■ **Task prompt**:
Give the records below again, exactly as they appear.

■ **Exercise materials**:
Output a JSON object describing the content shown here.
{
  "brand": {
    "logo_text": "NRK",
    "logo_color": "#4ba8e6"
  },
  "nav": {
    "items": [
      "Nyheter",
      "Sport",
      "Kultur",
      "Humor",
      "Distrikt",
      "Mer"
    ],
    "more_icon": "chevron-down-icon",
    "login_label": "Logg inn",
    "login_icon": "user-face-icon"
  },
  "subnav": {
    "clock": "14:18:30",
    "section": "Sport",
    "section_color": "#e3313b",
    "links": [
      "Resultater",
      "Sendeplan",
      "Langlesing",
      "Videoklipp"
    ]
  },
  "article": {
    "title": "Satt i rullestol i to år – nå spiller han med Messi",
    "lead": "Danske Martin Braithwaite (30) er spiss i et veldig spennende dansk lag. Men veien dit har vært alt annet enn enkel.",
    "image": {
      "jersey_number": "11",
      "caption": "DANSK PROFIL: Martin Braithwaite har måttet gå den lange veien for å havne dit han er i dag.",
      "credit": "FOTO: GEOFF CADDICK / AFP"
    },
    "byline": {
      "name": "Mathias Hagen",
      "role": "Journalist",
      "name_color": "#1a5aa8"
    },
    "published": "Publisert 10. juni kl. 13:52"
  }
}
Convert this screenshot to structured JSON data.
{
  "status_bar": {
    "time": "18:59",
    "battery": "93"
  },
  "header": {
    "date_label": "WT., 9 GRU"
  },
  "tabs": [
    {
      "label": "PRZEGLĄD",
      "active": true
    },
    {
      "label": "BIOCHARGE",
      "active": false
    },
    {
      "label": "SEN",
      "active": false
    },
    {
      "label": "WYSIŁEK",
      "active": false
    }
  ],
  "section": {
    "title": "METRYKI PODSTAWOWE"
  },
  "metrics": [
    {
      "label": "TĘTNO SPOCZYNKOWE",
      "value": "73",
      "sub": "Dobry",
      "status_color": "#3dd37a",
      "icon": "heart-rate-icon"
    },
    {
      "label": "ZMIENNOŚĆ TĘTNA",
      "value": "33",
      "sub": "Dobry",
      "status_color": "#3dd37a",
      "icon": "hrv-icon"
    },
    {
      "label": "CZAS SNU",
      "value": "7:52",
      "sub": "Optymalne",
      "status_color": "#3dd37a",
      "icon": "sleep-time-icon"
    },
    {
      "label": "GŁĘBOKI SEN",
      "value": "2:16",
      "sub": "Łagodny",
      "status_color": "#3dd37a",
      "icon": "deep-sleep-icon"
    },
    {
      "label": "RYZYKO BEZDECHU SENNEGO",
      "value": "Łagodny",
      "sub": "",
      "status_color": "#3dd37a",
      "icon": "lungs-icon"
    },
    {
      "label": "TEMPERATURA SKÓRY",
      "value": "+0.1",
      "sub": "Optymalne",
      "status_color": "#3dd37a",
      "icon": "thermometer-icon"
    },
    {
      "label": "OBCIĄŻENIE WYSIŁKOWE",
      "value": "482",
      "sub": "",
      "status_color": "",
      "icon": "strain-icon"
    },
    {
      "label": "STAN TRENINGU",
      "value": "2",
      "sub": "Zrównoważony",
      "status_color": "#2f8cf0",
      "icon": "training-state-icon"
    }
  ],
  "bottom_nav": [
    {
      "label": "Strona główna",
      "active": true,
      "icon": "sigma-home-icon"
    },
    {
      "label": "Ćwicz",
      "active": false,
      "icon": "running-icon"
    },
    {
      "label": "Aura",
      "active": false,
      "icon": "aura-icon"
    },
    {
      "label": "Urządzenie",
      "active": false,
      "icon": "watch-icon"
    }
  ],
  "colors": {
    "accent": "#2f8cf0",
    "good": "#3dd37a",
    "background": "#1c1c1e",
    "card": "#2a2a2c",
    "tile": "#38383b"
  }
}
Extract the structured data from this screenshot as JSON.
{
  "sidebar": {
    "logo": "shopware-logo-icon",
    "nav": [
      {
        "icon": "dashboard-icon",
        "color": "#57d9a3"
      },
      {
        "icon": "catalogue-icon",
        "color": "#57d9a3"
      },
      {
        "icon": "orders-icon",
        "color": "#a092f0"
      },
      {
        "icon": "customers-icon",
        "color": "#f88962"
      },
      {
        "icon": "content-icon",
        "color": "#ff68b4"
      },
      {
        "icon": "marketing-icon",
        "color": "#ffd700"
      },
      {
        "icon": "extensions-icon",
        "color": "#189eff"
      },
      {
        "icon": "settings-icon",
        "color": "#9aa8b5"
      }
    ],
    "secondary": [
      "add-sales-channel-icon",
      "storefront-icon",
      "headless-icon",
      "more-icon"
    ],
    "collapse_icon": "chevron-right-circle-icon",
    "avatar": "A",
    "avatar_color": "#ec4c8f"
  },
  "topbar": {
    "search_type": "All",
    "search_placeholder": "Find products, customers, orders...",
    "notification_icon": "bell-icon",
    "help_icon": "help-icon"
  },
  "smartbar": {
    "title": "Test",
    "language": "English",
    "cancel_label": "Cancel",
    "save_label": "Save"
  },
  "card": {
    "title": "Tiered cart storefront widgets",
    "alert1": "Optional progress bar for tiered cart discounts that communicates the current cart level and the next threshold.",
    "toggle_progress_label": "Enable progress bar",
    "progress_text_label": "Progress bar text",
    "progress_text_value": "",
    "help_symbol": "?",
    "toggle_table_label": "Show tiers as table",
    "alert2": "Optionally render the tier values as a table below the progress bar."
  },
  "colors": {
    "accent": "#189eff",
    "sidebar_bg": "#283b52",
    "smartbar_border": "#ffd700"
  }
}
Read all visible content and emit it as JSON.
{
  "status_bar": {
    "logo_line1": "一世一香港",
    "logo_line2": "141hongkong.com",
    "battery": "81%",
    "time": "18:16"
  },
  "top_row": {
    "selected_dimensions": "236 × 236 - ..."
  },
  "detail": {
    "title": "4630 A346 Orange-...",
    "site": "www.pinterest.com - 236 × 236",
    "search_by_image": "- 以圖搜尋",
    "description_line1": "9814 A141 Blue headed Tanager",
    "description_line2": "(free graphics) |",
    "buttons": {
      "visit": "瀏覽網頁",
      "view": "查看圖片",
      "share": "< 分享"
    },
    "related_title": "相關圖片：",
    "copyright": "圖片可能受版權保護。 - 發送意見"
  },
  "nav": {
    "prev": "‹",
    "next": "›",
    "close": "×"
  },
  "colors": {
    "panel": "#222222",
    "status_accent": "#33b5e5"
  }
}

■ **Finished task**:
Output a JSON object describing the content shown here.
{
  "brand": {
    "logo_text": "NRK",
    "logo_color": "#4ba8e6"
  },
  "nav": {
    "items": [
      "Nyheter",
      "Sport",
      "Kultur",
      "Humor",
      "Distrikt",
      "Mer"
    ],
    "more_icon": "chevron-down-icon",
    "login_label": "Logg inn",
    "login_icon": "user-face-icon"
  },
  "subnav": {
    "clock": "14:18:30",
    "section": "Sport",
    "section_color": "#e3313b",
    "links": [
      "Resultater",
      "Sendeplan",
      "Langlesing",
      "Videoklipp"
    ]
  },
  "article": {
    "title": "Satt i rullestol i to år – nå spiller han med Messi",
    "lead": "Danske Martin Braithwaite (30) er spiss i et veldig spennende dansk lag. Men veien dit har vært alt annet enn enkel.",
    "image": {
      "jersey_number": "11",
      "caption": "DANSK PROFIL: Martin Braithwaite har måttet gå den lange veien for å havne dit han er i dag.",
      "credit": "FOTO: GEOFF CADDICK / AFP"
    },
    "byline": {
      "name": "Mathias Hagen",
      "role": "Journalist",
      "name_color": "#1a5aa8"
    },
    "published": "Publisert 10. juni kl. 13:52"
  }
}
Convert this screenshot to structured JSON data.
{
  "status_bar": {
    "time": "18:59",
    "battery": "93"
  },
  "header": {
    "date_label": "WT., 9 GRU"
  },
  "tabs": [
    {
      "label": "PRZEGLĄD",
      "active": true
    },
    {
      "label": "BIOCHARGE",
      "active": false
    },
    {
      "label": "SEN",
      "active": false
    },
    {
      "label": "WYSIŁEK",
      "active": false
    }
  ],
  "section": {
    "title": "METRYKI PODSTAWOWE"
  },
  "metrics": [
    {
      "label": "TĘTNO SPOCZYNKOWE",
      "value": "73",
      "sub": "Dobry",
      "status_color": "#3dd37a",
      "icon": "heart-rate-icon"
    },
    {
      "label": "ZMIENNOŚĆ TĘTNA",
      "value": "33",
      "sub": "Dobry",
      "status_color": "#3dd37a",
      "icon": "hrv-icon"
    },
    {
      "label": "CZAS SNU",
      "value": "7:52",
      "sub": "Optymalne",
      "status_color": "#3dd37a",
      "icon": "sleep-time-icon"
    },
    {
      "label": "GŁĘBOKI SEN",
      "value": "2:16",
      "sub": "Łagodny",
      "status_color": "#3dd37a",
      "icon": "deep-sleep-icon"
    },
    {
      "label": "RYZYKO BEZDECHU SENNEGO",
      "value": "Łagodny",
      "sub": "",
      "status_color": "#3dd37a",
      "icon": "lungs-icon"
    },
    {
      "label": "TEMPERATURA SKÓRY",
      "value": "+0.1",
      "sub": "Optymalne",
      "status_color": "#3dd37a",
      "icon": "thermometer-icon"
    },
    {
      "label": "OBCIĄŻENIE WYSIŁKOWE",
      "value": "482",
      "sub": "",
      "status_color": "",
      "icon": "strain-icon"
    },
    {
      "label": "STAN TRENINGU",
      "value": "2",
      "sub": "Zrównoważony",
      "status_color": "#2f8cf0",
      "icon": "training-state-icon"
    }
  ],
  "bottom_nav": [
    {
      "label": "Strona główna",
      "active": true,
      "icon": "sigma-home-icon"
    },
    {
      "label": "Ćwicz",
      "active": false,
      "icon": "running-icon"
    },
    {
      "label": "Aura",
      "active": false,
      "icon": "aura-icon"
    },
    {
      "label": "Urządzenie",
      "active": false,
      "icon": "watch-icon"
    }
  ],
  "colors": {
    "accent": "#2f8cf0",
    "good": "#3dd37a",
    "background": "#1c1c1e",
    "card": "#2a2a2c",
    "tile": "#38383b"
  }
}
Extract the structured data from this screenshot as JSON.
{
  "sidebar": {
    "logo": "shopware-logo-icon",
    "nav": [
      {
        "icon": "dashboard-icon",
        "color": "#57d9a3"
      },
      {
        "icon": "catalogue-icon",
        "color": "#57d9a3"
      },
      {
        "icon": "orders-icon",
        "color": "#a092f0"
      },
      {
        "icon": "customers-icon",
        "color": "#f88962"
      },
      {
        "icon": "content-icon",
        "color": "#ff68b4"
      },
      {
        "icon": "marketing-icon",
        "color": "#ffd700"
      },
      {
        "icon": "extensions-icon",
        "color": "#189eff"
      },
      {
        "icon": "settings-icon",
        "color": "#9aa8b5"
      }
    ],
    "secondary": [
      "add-sales-channel-icon",
      "storefront-icon",
      "headless-icon",
      "more-icon"
    ],
    "collapse_icon": "chevron-right-circle-icon",
    "avatar": "A",
    "avatar_color": "#ec4c8f"
  },
  "topbar": {
    "search_type": "All",
    "search_placeholder": "Find products, customers, orders...",
    "notification_icon": "bell-icon",
    "help_icon": "help-icon"
  },
  "smartbar": {
    "title": "Test",
    "language": "English",
    "cancel_label": "Cancel",
    "save_label": "Save"
  },
  "card": {
    "title": "Tiered cart storefront widgets",
    "alert1": "Optional progress bar for tiered cart discounts that communicates the current cart level and the next threshold.",
    "toggle_progress_label": "Enable progress bar",
    "progress_text_label": "Progress bar text",
    "progress_text_value": "",
    "help_symbol": "?",
    "toggle_table_label": "Show tiers as table",
    "alert2": "Optionally render the tier values as a table below the progress bar."
  },
  "colors": {
    "accent": "#189eff",
    "sidebar_bg": "#283b52",
    "smartbar_border": "#ffd700"
  }
}
Read all visible content and emit it as JSON.
{
  "status_bar": {
    "logo_line1": "一世一香港",
    "logo_line2": "141hongkong.com",
    "battery": "81%",
    "time": "18:16"
  },
  "top_row": {
    "selected_dimensions": "236 × 236 - ..."
  },
  "detail": {
    "title": "4630 A346 Orange-...",
    "site": "www.pinterest.com - 236 × 236",
    "search_by_image": "- 以圖搜尋",
    "description_line1": "9814 A141 Blue headed Tanager",
    "description_line2": "(free graphics) |",
    "buttons": {
      "visit": "瀏覽網頁",
      "view": "查看圖片",
      "share": "< 分享"
    },
    "related_title": "相關圖片：",
    "copyright": "圖片可能受版權保護。 - 發送意見"
  },
  "nav": {
    "prev": "‹",
    "next": "›",
    "close": "×"
  },
  "colors": {
    "panel": "#222222",
    "status_accent": "#33b5e5"
  }
}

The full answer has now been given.